- Tell customers why their input is important when you invite them to participate in your survey–Customer Relationship Metrics’ business partners vary widely in the places and ways in which they inform customers of the availability of a survey. Some business partners play an IVR message about the survey to all customers, some play an IVR message for a randomly-selected portion of customers, some rely on their call center agents to inform and invite customers to participate in the survey. Regardless of the approach you have chosen to take, the way you phrase the invitation has a lot to do with the response rate you receive. If you take the time to inform customers why their feedback is important and/or how it will be used, customers will be more likely to take valuable time out of their day to provide their feedback. Customer Relationship Metrics can work with you to design a survey invitation test to determine which invitation appeals most to your customer-base.
- Follow-up on survey alerts (and be timely about it)– When customers do take the time to complete a survey and they request follow-up from management it is imperative that management take action. And swiftly take action. Failure to do so indicates to customers that your organization is either not paying attention to customer feedback or worse; that your organization doesn’t care about the customer’s experience. If you value the feedback you receive from customers, make it someone’s job to follow-up on the real-time alerts. These alerts are not just complaints, they are a goldmine of opportunity to convert another customer into a loyal missionary for your brand. I saw a fantastic tweet on twitter recently that is spot on true, “Engagement builds loyalty! Some of the most passionate brand advocates are satisfied former complainers” (@KnowledgeBishop, Tristan David Bishop). Let’s face it, the minute your customer stops complaining you’ve already lost them.
- Tout your own customer service achievements – If focus on the customer experience is not a new concept to you and you’ve been doing the work (not just talkin’ the talk), many of your customers may be spoiled by your efforts. As you’ve improved over the years, their level of expectation has climbed. It’s time to shake them up and remind them of how great it’s been to work with you. If you’ve recently won a service award, if you ranked well in an industry benchmark study, tell your customers about it – in your IVR, in your bill inserts, on your website, and on Twitter!

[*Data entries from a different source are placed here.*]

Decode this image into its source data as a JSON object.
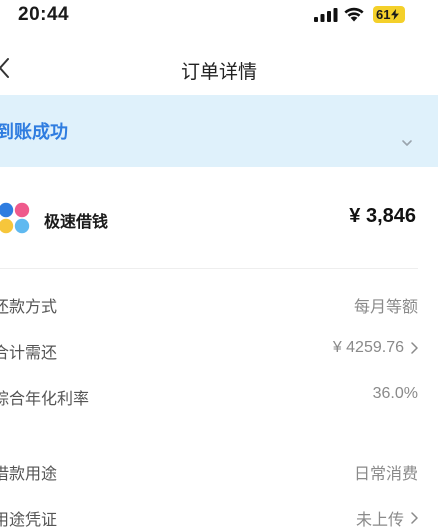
{
  "status_bar": {
    "time": "20:44",
    "battery": "61",
    "icons": [
      "cellular-signal-icon",
      "wifi-icon",
      "battery-charging-icon"
    ]
  },
  "nav": {
    "title": "订单详情",
    "back_icon": "chevron-left-icon"
  },
  "banner": {
    "status": "到账成功",
    "color": "#2f7de0",
    "background": "#dff1fb",
    "toggle_icon": "chevron-down-icon"
  },
  "loan": {
    "product_name": "极速借钱",
    "amount": "¥ 3,846",
    "logo_colors": [
      "#2f7de0",
      "#ef5a8c",
      "#f6c63b",
      "#5fb9f0"
    ]
  },
  "details": [
    {
      "label": "还款方式",
      "value": "每月等额",
      "has_arrow": false
    },
    {
      "label": "合计需还",
      "value": "¥ 4259.76",
      "has_arrow": true
    },
    {
      "label": "综合年化利率",
      "value": "36.0%",
      "has_arrow": false
    },
    {
      "label": "借款用途",
      "value": "日常消费",
      "has_arrow": false
    },
    {
      "label": "用途凭证",
      "value": "未上传",
      "has_arrow": true
    }
  ]
}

- Tell your customers how their feedback has helped shape your organization – Most importantly, if you have been recognized for your customer satisfaction efforts, remember to thank your customers for making it all possible. It is after all their feedback that led to your organizations’ recognition.